The past research shows that the role of governments to activate the VC market is a result of direct or indirect public policy measures. They choose the optimal measures that focus on timely economic issues and also encourage private investors to fund the sector where there is insufficient capital. Different governments around the globe are making efforts to increase the development of innovative SMEs (Small and Medium Enterprises). Although, VC market is normally talked about in the context of developed countries, such as the U.S., UK, Japan, Canada, France, Australia, etc., but in 2007, a joint initiative, called the Joint European Resources for Micro to Medium Enterprises or JEREMIE, happened to take place in Lithuania and other European states.
What is JEREMIE and its Purpose?
The JEREMIE initiative was an effort made by the European Commission and European Investment Fund (EIF) in collaboration with the European Investment Bank Group and other financial intermediaries to have a coherence among the EU. It was formed to distribute a portion of the EU Structural Funds through new risk finance initiatives for innovative SMEs.
In 2009, Lithuania experienced a dramatic emergence of VC funds as the agreement was signed with the EIF to implement the JEREMIE initiative in the region. Moreover, VC association was also established in the country. Lithuania is known as one of the leading countries in terms of the JEREMIE holding fund agreement – a fund managed by EIF and includes pre-seed and VC fund, co-investment fund, portfolio guarantees, and credits.
Emergence of Financial Intermediaries in Lithuania
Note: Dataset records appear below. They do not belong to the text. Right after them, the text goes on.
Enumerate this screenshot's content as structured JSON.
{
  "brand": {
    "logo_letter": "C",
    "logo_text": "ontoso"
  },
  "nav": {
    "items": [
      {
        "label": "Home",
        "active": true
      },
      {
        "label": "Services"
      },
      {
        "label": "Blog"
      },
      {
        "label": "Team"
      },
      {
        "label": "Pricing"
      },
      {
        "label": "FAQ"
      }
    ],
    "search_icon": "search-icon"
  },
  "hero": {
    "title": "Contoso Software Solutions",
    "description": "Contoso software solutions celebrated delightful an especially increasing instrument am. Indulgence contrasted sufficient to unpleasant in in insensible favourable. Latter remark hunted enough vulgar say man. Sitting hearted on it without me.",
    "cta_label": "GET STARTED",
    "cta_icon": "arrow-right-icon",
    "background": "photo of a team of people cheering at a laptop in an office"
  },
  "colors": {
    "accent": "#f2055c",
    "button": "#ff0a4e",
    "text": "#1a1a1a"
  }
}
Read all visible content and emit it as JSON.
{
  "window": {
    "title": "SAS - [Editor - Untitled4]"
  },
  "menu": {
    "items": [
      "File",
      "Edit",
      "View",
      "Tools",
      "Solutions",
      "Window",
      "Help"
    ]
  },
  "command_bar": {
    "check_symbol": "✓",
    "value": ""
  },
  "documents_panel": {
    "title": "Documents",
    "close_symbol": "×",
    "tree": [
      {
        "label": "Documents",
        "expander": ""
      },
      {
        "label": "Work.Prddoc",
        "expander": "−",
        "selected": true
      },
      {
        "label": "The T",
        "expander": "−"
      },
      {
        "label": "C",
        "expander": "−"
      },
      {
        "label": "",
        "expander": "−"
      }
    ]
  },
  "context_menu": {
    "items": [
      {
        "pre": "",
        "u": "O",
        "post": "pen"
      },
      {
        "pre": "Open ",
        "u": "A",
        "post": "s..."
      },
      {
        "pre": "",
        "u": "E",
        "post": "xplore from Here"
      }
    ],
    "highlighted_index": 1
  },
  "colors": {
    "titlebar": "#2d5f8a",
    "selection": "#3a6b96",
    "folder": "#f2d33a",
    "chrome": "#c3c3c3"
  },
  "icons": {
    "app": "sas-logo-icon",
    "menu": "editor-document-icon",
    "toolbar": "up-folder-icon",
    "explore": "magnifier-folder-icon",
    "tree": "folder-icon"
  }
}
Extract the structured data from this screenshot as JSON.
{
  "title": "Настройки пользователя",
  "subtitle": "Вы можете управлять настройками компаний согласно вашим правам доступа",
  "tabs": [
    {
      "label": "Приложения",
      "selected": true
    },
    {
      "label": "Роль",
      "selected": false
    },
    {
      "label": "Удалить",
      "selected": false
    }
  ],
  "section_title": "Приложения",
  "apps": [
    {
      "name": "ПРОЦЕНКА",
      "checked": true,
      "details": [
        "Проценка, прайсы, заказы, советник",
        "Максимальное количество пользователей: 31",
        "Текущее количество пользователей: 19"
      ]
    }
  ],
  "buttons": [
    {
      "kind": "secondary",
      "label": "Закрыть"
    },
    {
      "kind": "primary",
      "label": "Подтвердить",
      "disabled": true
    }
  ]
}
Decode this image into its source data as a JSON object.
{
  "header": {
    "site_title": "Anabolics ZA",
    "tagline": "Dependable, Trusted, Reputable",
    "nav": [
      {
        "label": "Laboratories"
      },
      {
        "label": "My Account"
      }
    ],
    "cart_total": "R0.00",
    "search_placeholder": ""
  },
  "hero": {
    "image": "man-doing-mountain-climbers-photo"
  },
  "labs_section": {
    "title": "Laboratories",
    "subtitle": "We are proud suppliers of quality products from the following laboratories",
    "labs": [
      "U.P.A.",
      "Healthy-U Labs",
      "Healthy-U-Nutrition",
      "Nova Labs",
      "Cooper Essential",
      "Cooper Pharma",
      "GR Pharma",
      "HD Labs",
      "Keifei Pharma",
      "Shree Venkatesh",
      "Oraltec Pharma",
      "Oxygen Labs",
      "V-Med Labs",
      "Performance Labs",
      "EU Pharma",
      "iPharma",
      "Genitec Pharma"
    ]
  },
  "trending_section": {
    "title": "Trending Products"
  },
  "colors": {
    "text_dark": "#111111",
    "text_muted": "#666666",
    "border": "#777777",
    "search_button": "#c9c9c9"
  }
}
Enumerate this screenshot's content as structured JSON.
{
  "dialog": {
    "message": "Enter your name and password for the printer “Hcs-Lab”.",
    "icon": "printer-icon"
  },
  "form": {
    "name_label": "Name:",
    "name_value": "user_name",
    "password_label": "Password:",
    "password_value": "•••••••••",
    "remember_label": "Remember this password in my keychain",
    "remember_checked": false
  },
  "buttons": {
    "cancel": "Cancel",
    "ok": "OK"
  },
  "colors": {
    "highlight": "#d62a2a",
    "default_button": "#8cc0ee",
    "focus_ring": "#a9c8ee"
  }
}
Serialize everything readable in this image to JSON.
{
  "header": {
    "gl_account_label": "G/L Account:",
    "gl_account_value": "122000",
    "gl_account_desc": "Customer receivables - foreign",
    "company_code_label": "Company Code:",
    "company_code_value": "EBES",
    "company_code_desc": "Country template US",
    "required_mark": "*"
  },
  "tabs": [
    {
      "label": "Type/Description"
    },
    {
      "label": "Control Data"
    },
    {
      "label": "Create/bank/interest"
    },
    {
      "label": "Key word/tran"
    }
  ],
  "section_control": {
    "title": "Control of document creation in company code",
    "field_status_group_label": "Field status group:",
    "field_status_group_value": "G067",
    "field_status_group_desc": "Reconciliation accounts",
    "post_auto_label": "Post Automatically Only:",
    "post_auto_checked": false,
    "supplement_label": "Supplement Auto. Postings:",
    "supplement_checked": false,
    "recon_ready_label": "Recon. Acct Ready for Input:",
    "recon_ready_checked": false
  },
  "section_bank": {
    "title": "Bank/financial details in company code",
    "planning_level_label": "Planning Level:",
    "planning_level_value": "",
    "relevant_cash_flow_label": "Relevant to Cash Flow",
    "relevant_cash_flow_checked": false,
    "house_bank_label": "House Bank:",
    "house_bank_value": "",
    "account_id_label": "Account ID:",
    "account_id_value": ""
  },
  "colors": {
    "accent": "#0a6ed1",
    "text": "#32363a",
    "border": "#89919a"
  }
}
In 2010, three financial institutions, a consortium of MES Invest and STRATA, LitCapital, and BaltCap were chosen for equity instruments. The last two have been established to manage VC funds, whereas, the first one is for the management of Business Angels co-investment fund.
Launch of Seed and VC Fund
A year after the emergence of financial intermediaries, Seed and Venture Capital Fund was launched in Lithuania under the JEREMIE initiative and a team of professionals titled CEE Capital was appointed by the EIF to manage it. The purpose of this fund was to enable the establishment of seed fund in Lithuania that is supported by the State. According to the newsletter published on the website of Ministry of Economy of Lithuania Republic, the size of this fund was approximately EUR 20.7 million and its aim was to extend financial support to Lithuanian firms that have a high growth potential. It was fueled by the Structural funds that were allocated to the JEREMIE holding fund under the management of EIF. It primarily provides capital to companies that are at seed stage of the development and also help in the further expansion of new enterprises.
Although, implementation of the JEREMIE initiative increased the amount of risk capital for SMEs in the country, yet, only a few investments were made in the innovative enterprises.
Baltic Innovation Fund
The Baltic Innovation fund, also known as the fund of fund initiative, was formed in 2012 by the EIF in collaboration with the government of Estonia, Latvia, and Lithuania. It was created to boost the equity investment into Baltic SMEs having a great growth potential. The fund represented the investment of 52 million euros by EIF, along with the 26 million euros from each Baltic government. The aim of this fund was to focus on the Baltic States during the period of four years between 2013 and 2017 through a funds-of-funds process in order to bring more private capital and also to introduce the best market standards for equity investment in enterprises. This opportunity can definitely improve the competitiveness and employment situation in the region.
Progress in the VC Sector
- The number of firms that got VC capital increased from 5 in 2011 to 16 in 2012. In 2014, the number eventually rose to 23.
- According to Enterprise Lithuania (government agency), 63 startups were funded during the period of eight years with a capital of 101.5 trillion euros.
- There were about 320 tech startups in the country by 2016 according to the statistics provided by The Lithuanian Private Equity and Venture Capital Association, Startup Lithuania, and Practica Capital.
Last year, Cabinet of Ministers in Lithuania approved legislation that would make the process of permanent residency easier for non EU/EEA citizens who want to do innovative businesses in the country. The VC market in Lithuania is not yet developed and its progress is really slow. However, the public initiatives would give a boost to national VC market in the country.